International investment flows have been weak for a decade. Last year, global foreign direct investment fell again, by 13 percent, the third consecutive decline. While developed countries have seen the largest drops in FDI, flows to developing countries have also stagnated. Only developing Asia is still showing moderate growth.
The stagnating FDI trend of the past decade can be ascribed to a range of factors.
First, the nature of FDI flows is changing. The adoption of digital technologies in global supply chains is causing a shift towards intangibles and increasingly asset-light forms of international production, which is also visible in a slowdown in global value chains. This has important implications for developing countries, which rely on investment in physical productive assets and on participation in global value chains for their development.
Second, there has been a significant decline in rates of return on FDI. The global rate of return on inward FDI dropped below seven percent in 2017, a decrease of almost two points compared to a decade ago.
Third, the international trade and investment policy climate has become generally less favourable. At the international level, the investment policy regime is in flux. It is made up of more than 3,000 investment agreements, with many gaps, overlaps and inconsistencies. At the national level, investment policies are no longer universally moving in the direction of greater openness. Restrictions and regulation of investment are on the rise.
This troubling global investment picture is a long-term concern for policymakers worldwide. At the United Nations, we recognise the gravity of this issue as investment is central for sustainable development and inclusive growth. The UN Conference on Trade and Development estimates the investment gap to achieve the Sustainable Development Goals at $2.5 trillion per year in developing countries alone.

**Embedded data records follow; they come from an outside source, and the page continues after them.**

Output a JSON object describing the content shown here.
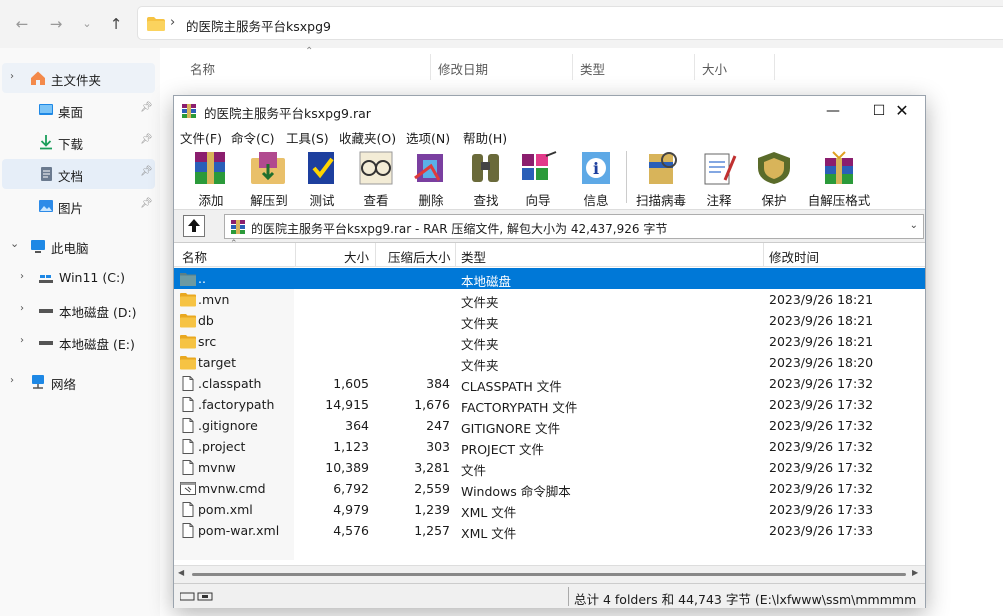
{
  "explorer": {
    "path_sep": "›",
    "path": "的医院主服务平台ksxpg9",
    "columns": [
      "名称",
      "修改日期",
      "类型",
      "大小"
    ],
    "sidebar": [
      {
        "label": "主文件夹",
        "icon": "home-icon"
      },
      {
        "label": "桌面",
        "icon": "desktop-icon"
      },
      {
        "label": "下载",
        "icon": "download-icon"
      },
      {
        "label": "文档",
        "icon": "document-icon"
      },
      {
        "label": "图片",
        "icon": "picture-icon"
      },
      {
        "label": "此电脑",
        "icon": "computer-icon"
      },
      {
        "label": "Win11 (C:)",
        "icon": "windows-drive-icon"
      },
      {
        "label": "本地磁盘 (D:)",
        "icon": "drive-icon"
      },
      {
        "label": "本地磁盘 (E:)",
        "icon": "drive-icon"
      },
      {
        "label": "网络",
        "icon": "network-icon"
      }
    ]
  },
  "winrar": {
    "title": "的医院主服务平台ksxpg9.rar",
    "menu": [
      "文件(F)",
      "命令(C)",
      "工具(S)",
      "收藏夹(O)",
      "选项(N)",
      "帮助(H)"
    ],
    "toolbar": [
      "添加",
      "解压到",
      "测试",
      "查看",
      "删除",
      "查找",
      "向导",
      "信息",
      "扫描病毒",
      "注释",
      "保护",
      "自解压格式"
    ],
    "path_display": "的医院主服务平台ksxpg9.rar - RAR 压缩文件, 解包大小为 42,437,926 字节",
    "columns": {
      "name": "名称",
      "size": "大小",
      "packed": "压缩后大小",
      "type": "类型",
      "modified": "修改时间"
    },
    "files": [
      {
        "name": "..",
        "size": "",
        "packed": "",
        "type": "本地磁盘",
        "modified": "",
        "kind": "up"
      },
      {
        "name": ".mvn",
        "size": "",
        "packed": "",
        "type": "文件夹",
        "modified": "2023/9/26 18:21",
        "kind": "folder"
      },
      {
        "name": "db",
        "size": "",
        "packed": "",
        "type": "文件夹",
        "modified": "2023/9/26 18:21",
        "kind": "folder"
      },
      {
        "name": "src",
        "size": "",
        "packed": "",
        "type": "文件夹",
        "modified": "2023/9/26 18:21",
        "kind": "folder"
      },
      {
        "name": "target",
        "size": "",
        "packed": "",
        "type": "文件夹",
        "modified": "2023/9/26 18:20",
        "kind": "folder"
      },
      {
        "name": ".classpath",
        "size": "1,605",
        "packed": "384",
        "type": "CLASSPATH 文件",
        "modified": "2023/9/26 17:32",
        "kind": "file"
      },
      {
        "name": ".factorypath",
        "size": "14,915",
        "packed": "1,676",
        "type": "FACTORYPATH 文件",
        "modified": "2023/9/26 17:32",
        "kind": "file"
      },
      {
        "name": ".gitignore",
        "size": "364",
        "packed": "247",
        "type": "GITIGNORE 文件",
        "modified": "2023/9/26 17:32",
        "kind": "file"
      },
      {
        "name": ".project",
        "size": "1,123",
        "packed": "303",
        "type": "PROJECT 文件",
        "modified": "2023/9/26 17:32",
        "kind": "file"
      },
      {
        "name": "mvnw",
        "size": "10,389",
        "packed": "3,281",
        "type": "文件",
        "modified": "2023/9/26 17:32",
        "kind": "file"
      },
      {
        "name": "mvnw.cmd",
        "size": "6,792",
        "packed": "2,559",
        "type": "Windows 命令脚本",
        "modified": "2023/9/26 17:32",
        "kind": "script"
      },
      {
        "name": "pom.xml",
        "size": "4,979",
        "packed": "1,239",
        "type": "XML 文件",
        "modified": "2023/9/26 17:33",
        "kind": "file"
      },
      {
        "name": "pom-war.xml",
        "size": "4,576",
        "packed": "1,257",
        "type": "XML 文件",
        "modified": "2023/9/26 17:33",
        "kind": "file"
      }
    ],
    "status": "总计 4 folders 和 44,743 字节 (E:\\lxfwww\\ssm\\mmmmm"
  },
  "colors": {
    "selection": "#0078d7",
    "folder": "#f6c343"
  }
}
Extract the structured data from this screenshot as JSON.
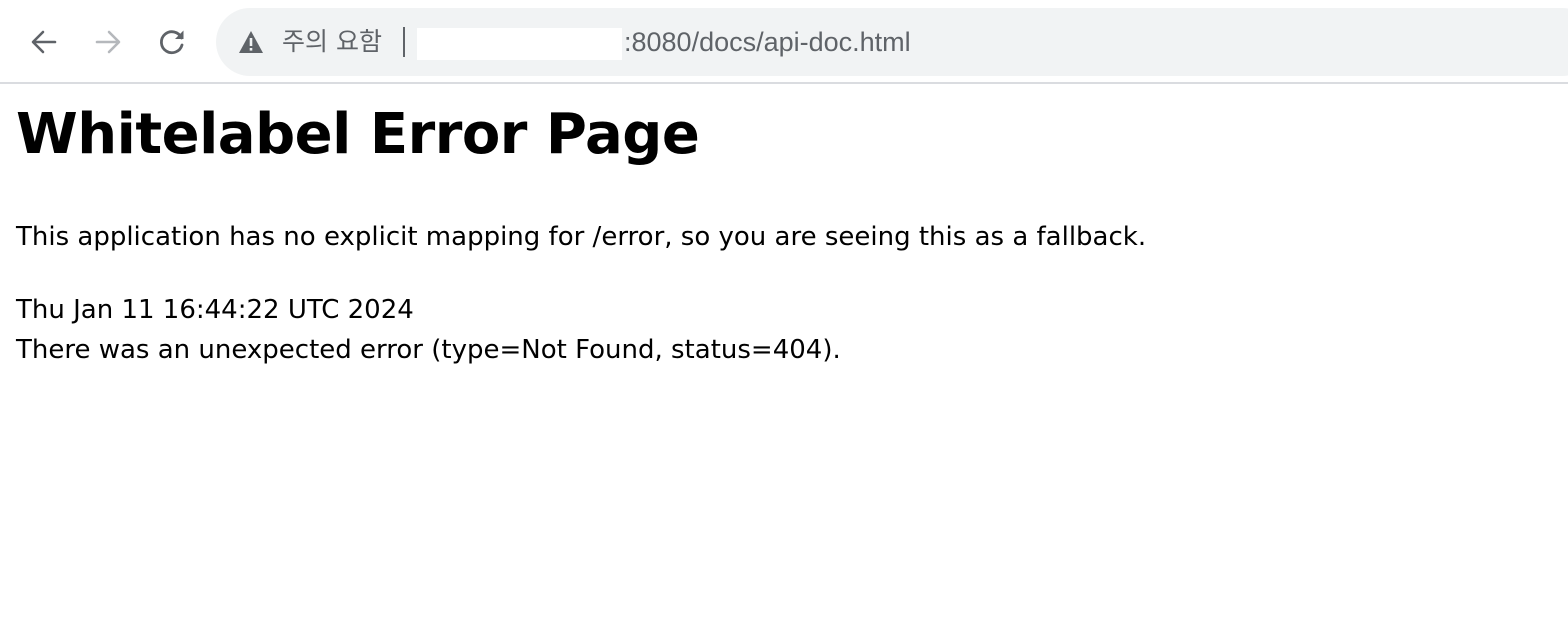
{
  "browser": {
    "security_label": "주의 요함",
    "url_suffix": ":8080/docs/api-doc.html",
    "icons": {
      "back": "arrow-left-icon",
      "forward": "arrow-right-icon",
      "reload": "reload-icon",
      "security": "warning-triangle-icon"
    }
  },
  "page": {
    "title": "Whitelabel Error Page",
    "message": "This application has no explicit mapping for /error, so you are seeing this as a fallback.",
    "timestamp": "Thu Jan 11 16:44:22 UTC 2024",
    "error": "There was an unexpected error (type=Not Found, status=404)."
  }
}
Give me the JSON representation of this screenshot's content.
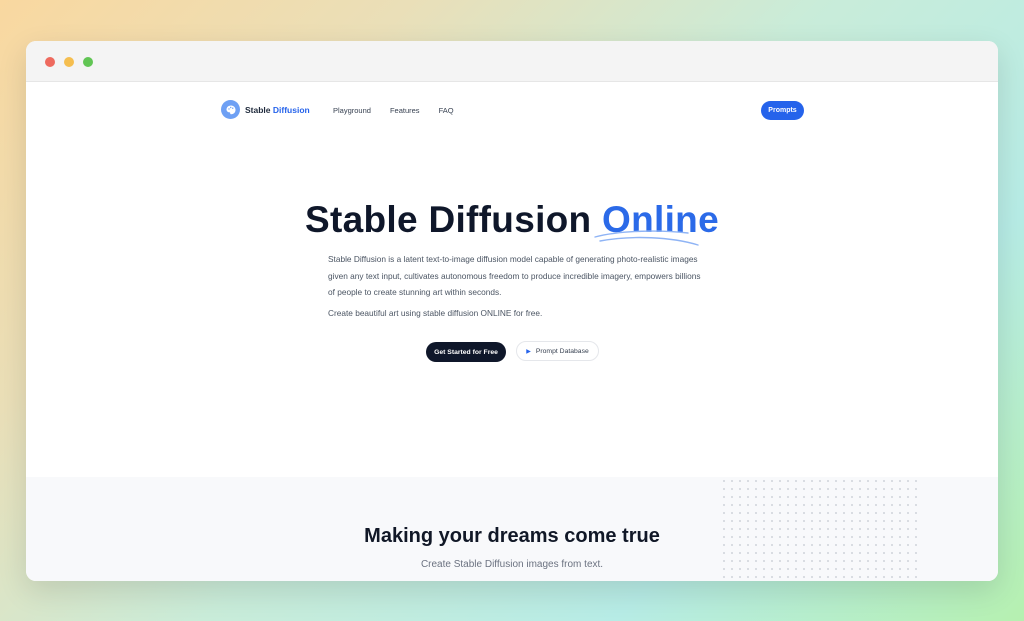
{
  "nav": {
    "brand_primary": "Stable",
    "brand_accent": "Diffusion",
    "links": [
      "Playground",
      "Features",
      "FAQ"
    ],
    "prompts_button": "Prompts"
  },
  "hero": {
    "title_main": "Stable Diffusion",
    "title_accent": "Online",
    "description": "Stable Diffusion is a latent text-to-image diffusion model capable of generating photo-realistic images given any text input, cultivates autonomous freedom to produce incredible imagery, empowers billions of people to create stunning art within seconds.",
    "free_line": "Create beautiful art using stable diffusion ONLINE for free.",
    "cta_primary": "Get Started for Free",
    "cta_secondary": "Prompt Database"
  },
  "section2": {
    "title": "Making your dreams come true",
    "subtitle": "Create Stable Diffusion images from text."
  },
  "colors": {
    "accent": "#2563eb",
    "dark": "#0f172a"
  },
  "icons": {
    "logo": "palette-icon",
    "play": "play-icon"
  }
}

We need to mobilise more investment and channel it to where it can contribute most to sustainable development. UNCTAD plays a central role, through its policy frameworks, intergovernmental consensus building and technical assistance, which work as a point of reference and a common structure for debate and cooperation on national and international policies to channel investment to the SDGs.
Major challenges remain, however, both at the international and national levels. In the international policy environment, IIA reform now needs to tackle the vast numbers of older treaties dating from before the reform process took hold.
The stock of old-generation treaties is 10 times larger than the number of modern, reform-oriented treaties. In national policy environments, greater efforts need to be made to channel investment into SDG sectors and contribute more to sustainable development.
The G7 summit provides an opportunity for global leaders to renew their commitment to a conducive global policy environment for investment in sustainable development.
To achieve prosperity goals, continued access to investment in productive capacity is needed to help developing countries, especially the least-developed countries, climb the development ladder.